Web page and app entries:
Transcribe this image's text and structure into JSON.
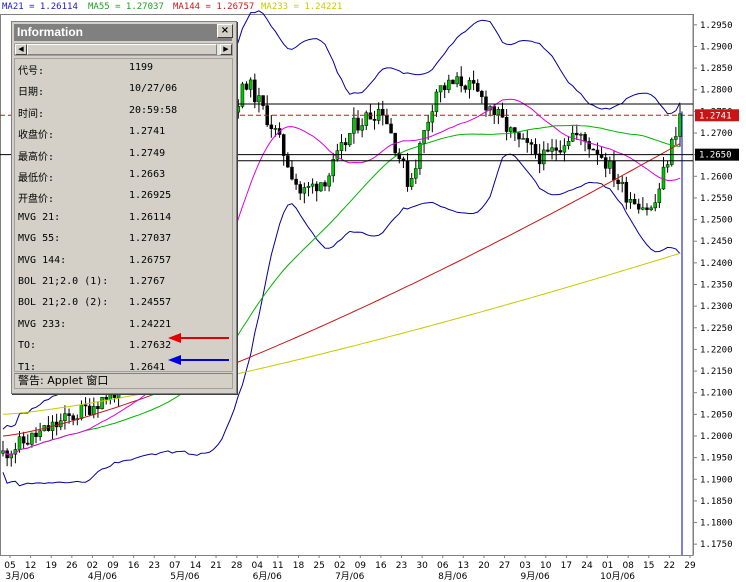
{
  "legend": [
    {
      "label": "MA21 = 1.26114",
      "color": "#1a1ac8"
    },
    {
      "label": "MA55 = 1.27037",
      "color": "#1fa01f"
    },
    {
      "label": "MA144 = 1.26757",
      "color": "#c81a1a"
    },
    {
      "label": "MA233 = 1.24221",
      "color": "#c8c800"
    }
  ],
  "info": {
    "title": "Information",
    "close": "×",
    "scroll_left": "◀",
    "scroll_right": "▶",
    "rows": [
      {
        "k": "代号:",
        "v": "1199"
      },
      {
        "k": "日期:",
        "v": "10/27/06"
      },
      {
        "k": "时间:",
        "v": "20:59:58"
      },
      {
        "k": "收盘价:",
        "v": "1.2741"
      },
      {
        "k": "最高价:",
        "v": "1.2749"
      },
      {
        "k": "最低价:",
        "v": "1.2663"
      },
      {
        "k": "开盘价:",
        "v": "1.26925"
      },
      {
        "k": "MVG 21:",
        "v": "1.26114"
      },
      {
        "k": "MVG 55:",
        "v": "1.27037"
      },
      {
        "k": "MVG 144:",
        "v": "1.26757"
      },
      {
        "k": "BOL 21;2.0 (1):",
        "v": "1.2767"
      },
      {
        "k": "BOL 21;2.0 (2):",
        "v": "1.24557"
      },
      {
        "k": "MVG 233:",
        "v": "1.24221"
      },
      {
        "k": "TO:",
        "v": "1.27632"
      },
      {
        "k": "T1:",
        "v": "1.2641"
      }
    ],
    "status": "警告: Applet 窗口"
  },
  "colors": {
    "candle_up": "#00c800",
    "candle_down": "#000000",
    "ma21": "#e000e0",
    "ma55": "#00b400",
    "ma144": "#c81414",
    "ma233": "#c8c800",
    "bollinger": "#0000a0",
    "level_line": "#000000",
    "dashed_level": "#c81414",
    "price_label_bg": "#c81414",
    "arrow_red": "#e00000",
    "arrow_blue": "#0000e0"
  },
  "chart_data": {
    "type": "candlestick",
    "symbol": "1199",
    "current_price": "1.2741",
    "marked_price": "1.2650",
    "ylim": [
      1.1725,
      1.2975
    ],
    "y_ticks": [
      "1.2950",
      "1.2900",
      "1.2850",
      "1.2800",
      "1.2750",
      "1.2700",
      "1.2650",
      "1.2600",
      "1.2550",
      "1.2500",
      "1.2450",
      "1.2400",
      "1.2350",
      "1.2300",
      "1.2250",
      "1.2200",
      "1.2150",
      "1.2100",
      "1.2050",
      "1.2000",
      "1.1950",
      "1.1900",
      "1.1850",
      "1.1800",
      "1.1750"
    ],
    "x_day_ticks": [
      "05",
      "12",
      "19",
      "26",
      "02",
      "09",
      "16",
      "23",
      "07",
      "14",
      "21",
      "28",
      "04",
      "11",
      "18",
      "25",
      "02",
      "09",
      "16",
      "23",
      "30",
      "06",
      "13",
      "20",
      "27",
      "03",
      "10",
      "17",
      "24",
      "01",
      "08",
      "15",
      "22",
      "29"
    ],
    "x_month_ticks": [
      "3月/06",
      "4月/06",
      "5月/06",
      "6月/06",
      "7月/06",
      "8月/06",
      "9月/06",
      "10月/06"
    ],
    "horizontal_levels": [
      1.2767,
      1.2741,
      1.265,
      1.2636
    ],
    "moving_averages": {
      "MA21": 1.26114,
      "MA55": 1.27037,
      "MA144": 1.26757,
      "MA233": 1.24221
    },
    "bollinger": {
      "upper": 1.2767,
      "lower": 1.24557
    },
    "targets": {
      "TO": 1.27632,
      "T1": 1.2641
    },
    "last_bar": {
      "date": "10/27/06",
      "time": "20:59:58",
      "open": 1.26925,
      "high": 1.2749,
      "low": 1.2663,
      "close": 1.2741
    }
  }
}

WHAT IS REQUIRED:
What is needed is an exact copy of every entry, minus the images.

TASK RESULT:
Transcribe this image's text and structure into JSON.
{
  "legend": [
    {
      "label": "MA21 = 1.26114",
      "color": "#1a1ac8"
    },
    {
      "label": "MA55 = 1.27037",
      "color": "#1fa01f"
    },
    {
      "label": "MA144 = 1.26757",
      "color": "#c81a1a"
    },
    {
      "label": "MA233 = 1.24221",
      "color": "#c8c800"
    }
  ],
  "info": {
    "title": "Information",
    "close": "×",
    "scroll_left": "◀",
    "scroll_right": "▶",
    "rows": [
      {
        "k": "代号:",
        "v": "1199"
      },
      {
        "k": "日期:",
        "v": "10/27/06"
      },
      {
        "k": "时间:",
        "v": "20:59:58"
      },
      {
        "k": "收盘价:",
        "v": "1.2741"
      },
      {
        "k": "最高价:",
        "v": "1.2749"
      },
      {
        "k": "最低价:",
        "v": "1.2663"
      },
      {
        "k": "开盘价:",
        "v": "1.26925"
      },
      {
        "k": "MVG 21:",
        "v": "1.26114"
      },
      {
        "k": "MVG 55:",
        "v": "1.27037"
      },
      {
        "k": "MVG 144:",
        "v": "1.26757"
      },
      {
        "k": "BOL 21;2.0 (1):",
        "v": "1.2767"
      },
      {
        "k": "BOL 21;2.0 (2):",
        "v": "1.24557"
      },
      {
        "k": "MVG 233:",
        "v": "1.24221"
      },
      {
        "k": "TO:",
        "v": "1.27632"
      },
      {
        "k": "T1:",
        "v": "1.2641"
      }
    ],
    "status": "警告: Applet 窗口"
  },
  "colors": {
    "candle_up": "#00c800",
    "candle_down": "#000000",
    "ma21": "#e000e0",
    "ma55": "#00b400",
    "ma144": "#c81414",
    "ma233": "#c8c800",
    "bollinger": "#0000a0",
    "level_line": "#000000",
    "dashed_level": "#c81414",
    "price_label_bg": "#c81414",
    "arrow_red": "#e00000",
    "arrow_blue": "#0000e0"
  },
  "chart_data": {
    "type": "candlestick",
    "symbol": "1199",
    "current_price": "1.2741",
    "marked_price": "1.2650",
    "ylim": [
      1.1725,
      1.2975
    ],
    "y_ticks": [
      "1.2950",
      "1.2900",
      "1.2850",
      "1.2800",
      "1.2750",
      "1.2700",
      "1.2650",
      "1.2600",
      "1.2550",
      "1.2500",
      "1.2450",
      "1.2400",
      "1.2350",
      "1.2300",
      "1.2250",
      "1.2200",
      "1.2150",
      "1.2100",
      "1.2050",
      "1.2000",
      "1.1950",
      "1.1900",
      "1.1850",
      "1.1800",
      "1.1750"
    ],
    "x_day_ticks": [
      "05",
      "12",
      "19",
      "26",
      "02",
      "09",
      "16",
      "23",
      "07",
      "14",
      "21",
      "28",
      "04",
      "11",
      "18",
      "25",
      "02",
      "09",
      "16",
      "23",
      "30",
      "06",
      "13",
      "20",
      "27",
      "03",
      "10",
      "17",
      "24",
      "01",
      "08",
      "15",
      "22",
      "29"
    ],
    "x_month_ticks": [
      "3月/06",
      "4月/06",
      "5月/06",
      "6月/06",
      "7月/06",
      "8月/06",
      "9月/06",
      "10月/06"
    ],
    "horizontal_levels": [
      1.2767,
      1.2741,
      1.265,
      1.2636
    ],
    "moving_averages": {
      "MA21": 1.26114,
      "MA55": 1.27037,
      "MA144": 1.26757,
      "MA233": 1.24221
    },
    "bollinger": {
      "upper": 1.2767,
      "lower": 1.24557
    },
    "targets": {
      "TO": 1.27632,
      "T1": 1.2641
    },
    "last_bar": {
      "date": "10/27/06",
      "time": "20:59:58",
      "open": 1.26925,
      "high": 1.2749,
      "low": 1.2663,
      "close": 1.2741
    }
  }
}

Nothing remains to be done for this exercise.